There are other things to think about besides aspergers. Aspergers is on the autistic spectrum and is often called "high functioning autism". Speech is often unusual in an aspergers child in that they talk like a "little professor". They have special areas of interest and talk and talk about these. They are often above level intelligence and reading is usually several grades above. (unless they have a learning disability such as dyslexia). Social skills are impeded as you've noted. But . . . I'd look into ADD and sensory integration disorder as well. Appearing deaf can be auditory processing issues. Lack of social skills could be any of these mentioned disorders. Not wanting to read or write could be any of these issues as well.
I'd google them all and see if anything rings a bell. There are strategies to undertake for each one but can be a little different.
There are ways to help with social skills------- but please first google ADD, sensory integration disorder and aspergers and see lists of symptoms and stories about kids that have these to see what you think matches best to your child.
Another suggestion would be PDD-NOS - pervasive developmental disorder - not otherwise specified.
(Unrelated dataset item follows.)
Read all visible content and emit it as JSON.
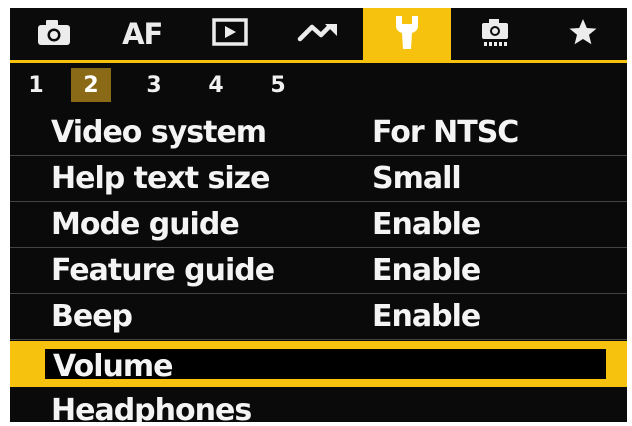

This disorder is also on the autism spectrum but is often a higher functioning form of autism than Asperger's. I might suggest you google the phrase "PDD NOS" or the full term "pervasive developmental disorder" to see if the description of behaviours is similar to those of your son.
I would suspect your "high school" would have some type of student services or resouces that you could access. Most high schools in most countries have access to student medical facilities as well - your school principal should be able to inform you of this. If there is no help from your school and you suspect Asperger's or PDD-NOS, then go back to your doctor and ask for a referral to a specialist in developmental issues as autism.
A friend of mine read a book called "House Rules" by Jodi Picoult. She is best seller author and this book is in all the bookstores (purchased mine in Wal-Mart) as well as available on-line and in local libraries. I have only started reading my copy but it is about a young fellow who suffers from Asperger's. My friend, who is a teacher consultant of children suffering from autism within our local school board, says this author did her "homework". She claims the description of a child with Asperger's was "dead on". So, perhaps reading this fictional book might also help you with your son. Just a suggestion .... All the best ...